Task -> In the records below, some lines contain the word "detail". Copy each of them.

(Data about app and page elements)
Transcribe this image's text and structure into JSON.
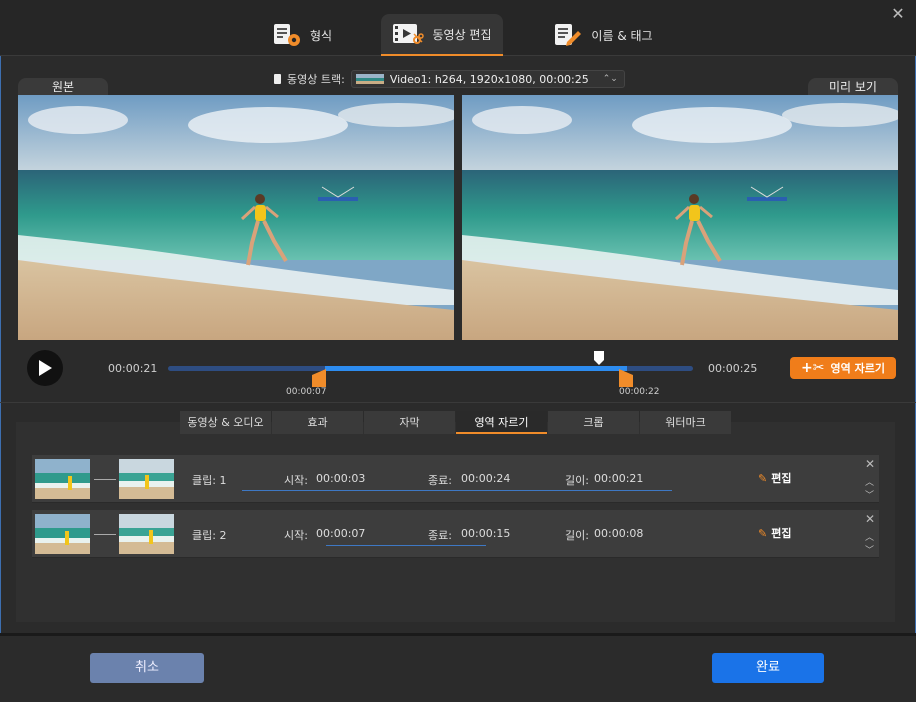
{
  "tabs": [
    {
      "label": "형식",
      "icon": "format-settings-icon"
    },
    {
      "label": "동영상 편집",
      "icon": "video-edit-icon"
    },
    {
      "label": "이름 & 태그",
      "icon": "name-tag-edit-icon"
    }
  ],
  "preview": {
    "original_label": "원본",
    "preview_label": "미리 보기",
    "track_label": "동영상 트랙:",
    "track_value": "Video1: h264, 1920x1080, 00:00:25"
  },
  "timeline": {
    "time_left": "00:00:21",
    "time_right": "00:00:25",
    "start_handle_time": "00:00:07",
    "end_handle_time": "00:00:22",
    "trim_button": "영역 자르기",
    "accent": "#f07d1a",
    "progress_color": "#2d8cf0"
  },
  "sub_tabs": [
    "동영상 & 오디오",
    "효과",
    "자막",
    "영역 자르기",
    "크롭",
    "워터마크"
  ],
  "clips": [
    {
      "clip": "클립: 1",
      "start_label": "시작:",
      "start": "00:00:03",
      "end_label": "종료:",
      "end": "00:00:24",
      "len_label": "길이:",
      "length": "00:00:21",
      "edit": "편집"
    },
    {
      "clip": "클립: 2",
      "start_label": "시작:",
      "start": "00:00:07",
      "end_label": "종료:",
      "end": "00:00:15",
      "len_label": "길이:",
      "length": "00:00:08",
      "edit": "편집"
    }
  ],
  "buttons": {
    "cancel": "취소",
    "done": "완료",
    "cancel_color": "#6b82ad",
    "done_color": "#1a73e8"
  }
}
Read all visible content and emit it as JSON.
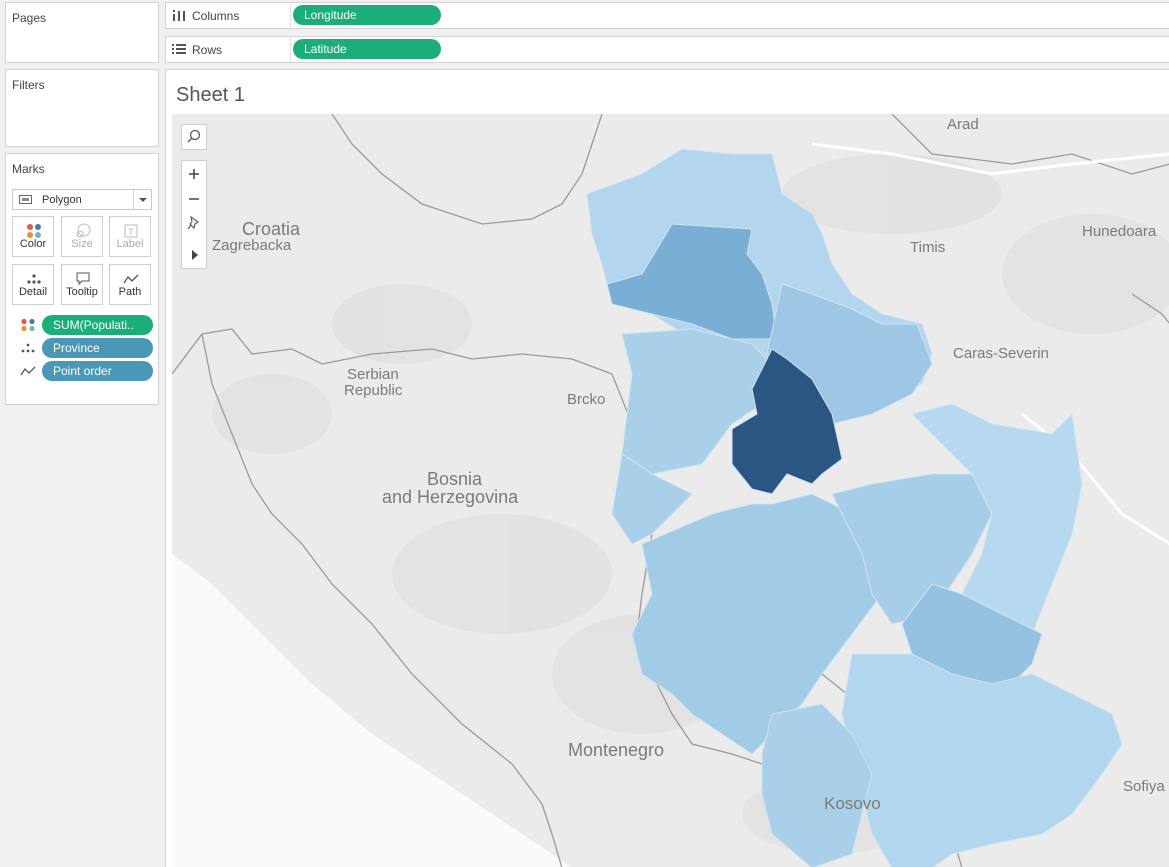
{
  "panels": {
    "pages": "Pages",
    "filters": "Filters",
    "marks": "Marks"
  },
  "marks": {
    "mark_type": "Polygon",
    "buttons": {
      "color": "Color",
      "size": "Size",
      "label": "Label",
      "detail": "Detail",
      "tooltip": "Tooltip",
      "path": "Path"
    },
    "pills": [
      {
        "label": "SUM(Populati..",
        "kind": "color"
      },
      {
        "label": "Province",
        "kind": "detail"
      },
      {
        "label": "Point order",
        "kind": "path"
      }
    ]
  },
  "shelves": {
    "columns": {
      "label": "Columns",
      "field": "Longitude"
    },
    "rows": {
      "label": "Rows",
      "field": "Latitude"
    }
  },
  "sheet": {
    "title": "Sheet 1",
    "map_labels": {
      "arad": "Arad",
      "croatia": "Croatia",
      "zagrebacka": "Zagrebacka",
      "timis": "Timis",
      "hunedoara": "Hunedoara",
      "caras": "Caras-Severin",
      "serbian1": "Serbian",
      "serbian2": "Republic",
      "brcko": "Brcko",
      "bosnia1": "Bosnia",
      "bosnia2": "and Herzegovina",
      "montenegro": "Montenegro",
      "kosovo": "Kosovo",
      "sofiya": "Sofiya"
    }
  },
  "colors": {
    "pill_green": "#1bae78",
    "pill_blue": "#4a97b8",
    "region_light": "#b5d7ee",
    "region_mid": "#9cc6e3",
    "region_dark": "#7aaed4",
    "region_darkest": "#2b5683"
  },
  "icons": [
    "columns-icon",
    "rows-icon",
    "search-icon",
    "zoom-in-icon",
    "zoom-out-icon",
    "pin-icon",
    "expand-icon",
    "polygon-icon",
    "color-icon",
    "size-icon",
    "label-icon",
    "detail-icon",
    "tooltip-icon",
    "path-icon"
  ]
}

Result of this task ->
      "detail": "Detail",
        "kind": "detail"
    "detail-icon",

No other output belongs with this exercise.